New Mexico was on the receiving end of a rule misinterpretation on Saturday afternoon, and that interpretation likely cost the Lobos a win over San Diego State and, arguably, a shot at the MWC regular season title.

Here’s the situation: New Mexico is up by three with 12 seconds left and the ball under their own basket. Their allowed to run the baseline, so Craig Neal calls a play where the inbounder throws the ball to a player running out of bounds.

Totally league as long as the player establishes out of bounds before touching the ball. The referee rules that he doesn’t.

Here’s the video:

The problem?

According to the rules, Xavier Adams — the player receiving the pass from Cullen Neal — only needed one foot on the floor out of bounds in order to establish himself as an inbounder that was able to catch that ball. He got one foot down (see the picture above), but the referees appeared to rule that he needed to have both feet down.

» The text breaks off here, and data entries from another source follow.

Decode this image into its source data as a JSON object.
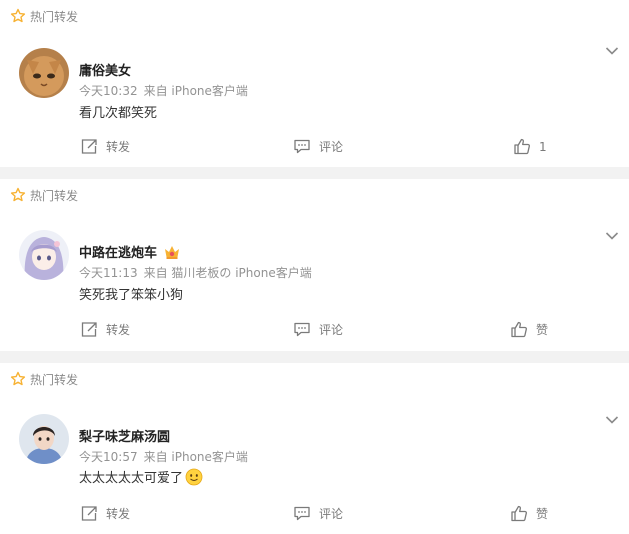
{
  "colors": {
    "accent_star": "#f7b233",
    "separator": "#f2f2f2",
    "meta": "#939393"
  },
  "comments": [
    {
      "hot_label": "热门转发",
      "author": "庸俗美女",
      "time": "今天10:32",
      "source": "来自 iPhone客户端",
      "text": "看几次都笑死",
      "repost_label": "转发",
      "comment_label": "评论",
      "like_label": "1",
      "avatar": "orange-cat"
    },
    {
      "hot_label": "热门转发",
      "author": "中路在逃炮车",
      "time": "今天11:13",
      "source": "来自 猫川老板の iPhone客户端",
      "text": "笑死我了笨笨小狗",
      "repost_label": "转发",
      "comment_label": "评论",
      "like_label": "赞",
      "avatar": "anime-girl",
      "badge": "crown-badge-icon"
    },
    {
      "hot_label": "热门转发",
      "author": "梨子味芝麻汤圆",
      "time": "今天10:57",
      "source": "来自 iPhone客户端",
      "text": "太太太太太可爱了",
      "repost_label": "转发",
      "comment_label": "评论",
      "like_label": "赞",
      "avatar": "boy-photo",
      "emoji": "smile-emoji-icon"
    }
  ]
}
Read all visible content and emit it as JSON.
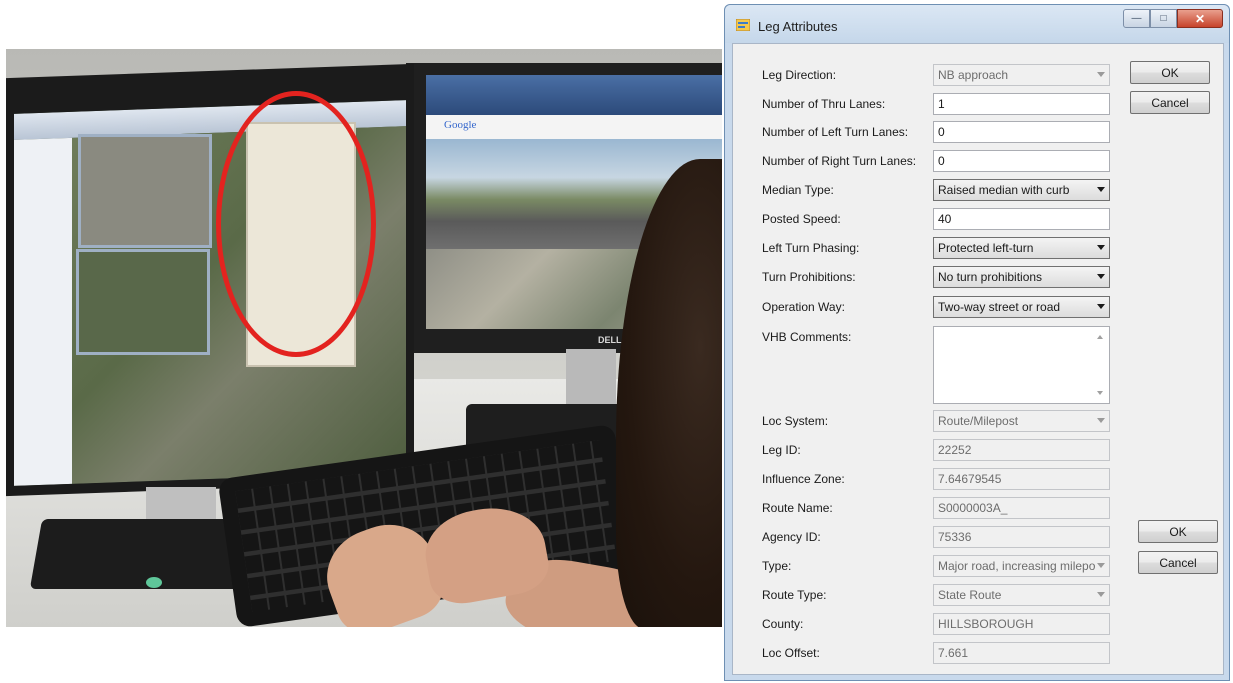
{
  "dialog": {
    "title": "Leg Attributes",
    "buttons": {
      "ok_top": "OK",
      "cancel_top": "Cancel",
      "ok_bottom": "OK",
      "cancel_bottom": "Cancel"
    },
    "fields": {
      "leg_direction": {
        "label": "Leg Direction:",
        "value": "NB approach"
      },
      "thru_lanes": {
        "label": "Number of Thru Lanes:",
        "value": "1"
      },
      "left_turn_lanes": {
        "label": "Number of Left Turn Lanes:",
        "value": "0"
      },
      "right_turn_lanes": {
        "label": "Number of Right Turn Lanes:",
        "value": "0"
      },
      "median_type": {
        "label": "Median Type:",
        "value": "Raised median with curb"
      },
      "posted_speed": {
        "label": "Posted Speed:",
        "value": "40"
      },
      "left_turn_phasing": {
        "label": "Left Turn Phasing:",
        "value": "Protected left-turn"
      },
      "turn_prohibitions": {
        "label": "Turn Prohibitions:",
        "value": "No turn prohibitions"
      },
      "operation_way": {
        "label": "Operation Way:",
        "value": "Two-way street or road"
      },
      "vhb_comments": {
        "label": "VHB Comments:",
        "value": ""
      },
      "loc_system": {
        "label": "Loc System:",
        "value": "Route/Milepost"
      },
      "leg_id": {
        "label": "Leg ID:",
        "value": "22252"
      },
      "influence_zone": {
        "label": "Influence Zone:",
        "value": "7.64679545"
      },
      "route_name": {
        "label": "Route Name:",
        "value": "S0000003A_"
      },
      "agency_id": {
        "label": "Agency ID:",
        "value": "75336"
      },
      "type": {
        "label": "Type:",
        "value": "Major road, increasing milepo"
      },
      "route_type": {
        "label": "Route Type:",
        "value": "State Route"
      },
      "county": {
        "label": "County:",
        "value": "HILLSBOROUGH"
      },
      "loc_offset": {
        "label": "Loc Offset:",
        "value": "7.661"
      }
    }
  },
  "photo": {
    "brand": "DELL",
    "google_logo": "Google"
  }
}
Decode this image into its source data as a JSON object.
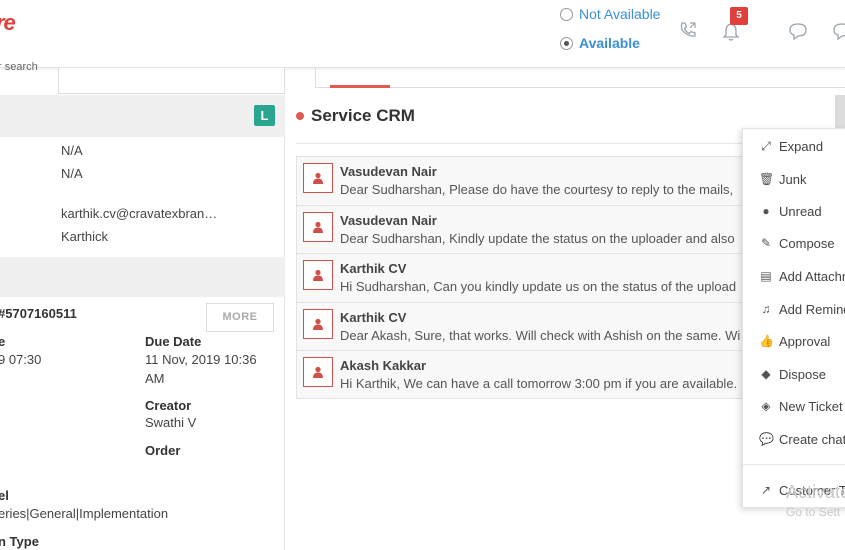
{
  "header": {
    "logo_text": "re",
    "status_options": [
      {
        "label": "Not Available",
        "checked": false
      },
      {
        "label": "Available",
        "checked": true
      }
    ],
    "notification_count": "5",
    "search_hint": "r search"
  },
  "contact": {
    "badge": "L",
    "values": [
      "N/A",
      "N/A",
      "karthik.cv@cravatexbran…",
      "Karthick"
    ]
  },
  "ticket": {
    "id": "#5707160511",
    "more_label": "MORE",
    "created_label": "e",
    "created_value": "9 07:30",
    "due_label": "Due Date",
    "due_value_1": "11 Nov, 2019 10:36",
    "due_value_2": "AM",
    "creator_label": "Creator",
    "creator_value": "Swathi V",
    "order_label": "Order",
    "level_label": "el",
    "level_value": "eries|General|Implementation",
    "type_label": "n Type"
  },
  "main": {
    "title": "Service CRM",
    "messages": [
      {
        "name": "Vasudevan Nair",
        "preview": "Dear Sudharshan, Please do have the courtesy to reply to the mails,"
      },
      {
        "name": "Vasudevan Nair",
        "preview": "Dear Sudharshan,  Kindly update the status on the uploader and also"
      },
      {
        "name": "Karthik CV",
        "preview": "Hi Sudharshan, Can you kindly update us on the status of the upload"
      },
      {
        "name": "Karthik CV",
        "preview": "Dear Akash, Sure, that works. Will check with Ashish on the same. Wi"
      },
      {
        "name": "Akash Kakkar",
        "preview": "Hi Karthik, We can have a call tomorrow 3:00 pm if you are available."
      }
    ]
  },
  "context_menu": {
    "items": [
      {
        "label": "Expand",
        "icon": "expand-icon"
      },
      {
        "label": "Junk",
        "icon": "trash-icon"
      },
      {
        "label": "Unread",
        "icon": "dot-icon"
      },
      {
        "label": "Compose",
        "icon": "edit-icon"
      },
      {
        "label": "Add Attachm",
        "icon": "file-icon"
      },
      {
        "label": "Add Remind",
        "icon": "bell-icon"
      },
      {
        "label": "Approval",
        "icon": "thumbs-up-icon"
      },
      {
        "label": "Dispose",
        "icon": "tag-icon"
      },
      {
        "label": "New Ticket",
        "icon": "ticket-icon"
      },
      {
        "label": "Create chat",
        "icon": "chat-icon"
      }
    ],
    "footer_label": "Customer T"
  },
  "watermark": {
    "line1": "Activate",
    "line2": "Go to Sett"
  }
}
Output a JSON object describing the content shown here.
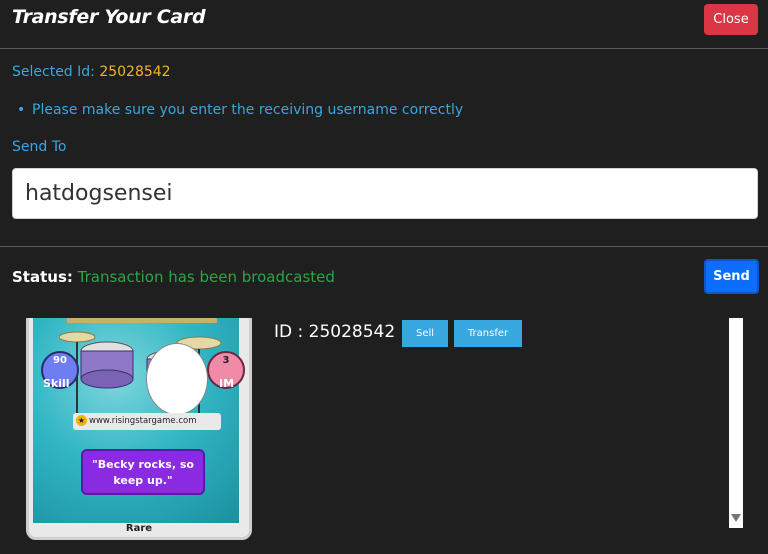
{
  "header": {
    "title": "Transfer Your Card",
    "close_label": "Close"
  },
  "form": {
    "selected_id_label": "Selected Id:",
    "selected_id_value": "25028542",
    "notice": "Please make sure you enter the receiving username correctly",
    "send_to_label": "Send To",
    "recipient_value": "hatdogsensei"
  },
  "footer": {
    "status_label": "Status:",
    "status_message": "Transaction has been broadcasted",
    "send_label": "Send"
  },
  "card": {
    "skill_value": "90",
    "skill_label": "Skill",
    "im_value": "3",
    "im_label": "IM",
    "website": "www.risingstargame.com",
    "quote": "\"Becky rocks, so keep up.\"",
    "rarity": "Rare"
  },
  "card_panel": {
    "id_text": "ID : 25028542",
    "sell_label": "Sell",
    "transfer_label": "Transfer"
  },
  "colors": {
    "accent_blue": "#3aa7dd",
    "id_highlight": "#f6b12a",
    "status_success": "#28a745",
    "close_red": "#dc3545",
    "send_blue": "#0d6efd"
  },
  "icons": [
    "star-icon",
    "scroll-down-icon"
  ]
}
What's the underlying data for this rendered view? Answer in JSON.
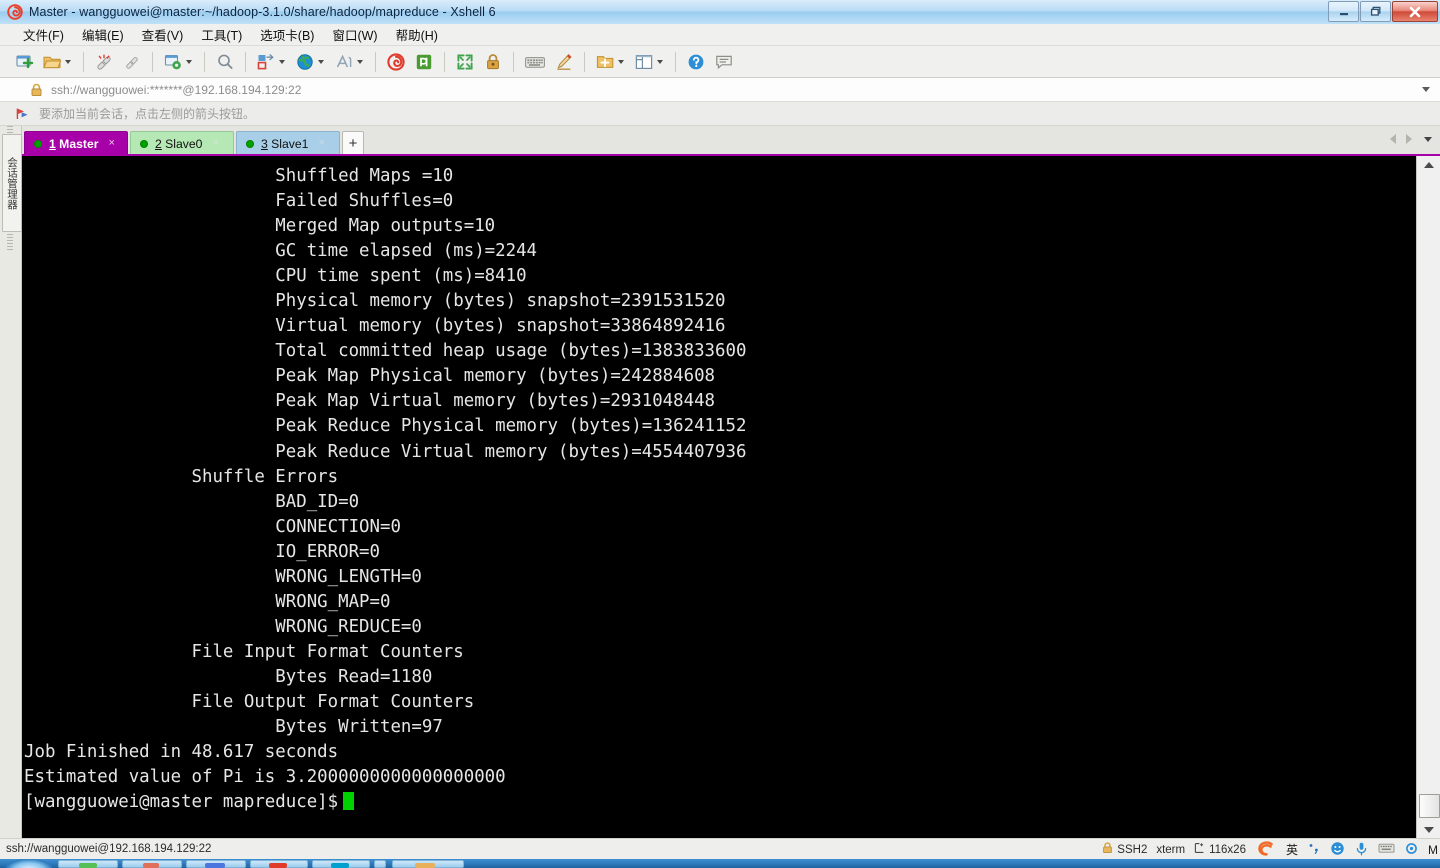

That was incorrect, according to the Mountain West office.

“While this was a very close judgment call made at full speed, it has been determined after careful review of slow-motion video replays the call was in fact incorrect,” the league said in a release. “The New Mexico player did get one foot down (two feet are not required) out-of-bounds before receiving the ball, thus establishing his location in accordance NCAA Basketball Playing Rules 4.23.1.a and 7.1.1.  By rule, the officials were not permitted to go to the monitor during the game to review this play.”

And here’s the kicker: When SDSU got the ball back, they hit a three to send the game into overtime, where the Aztecs won. But if New Mexico had won this game, they’d be sitting at 8-2 in MWC play, one game behind SDSU in the loss column with a return game against them in The Pit.

Instead, they’re now three games back with seven to play, meaning that the race is effectively over.

It’s tough to blame the referees here — it was a bang-bang call that is only clear in slow-motion replay — but man, that’s a big call to miss.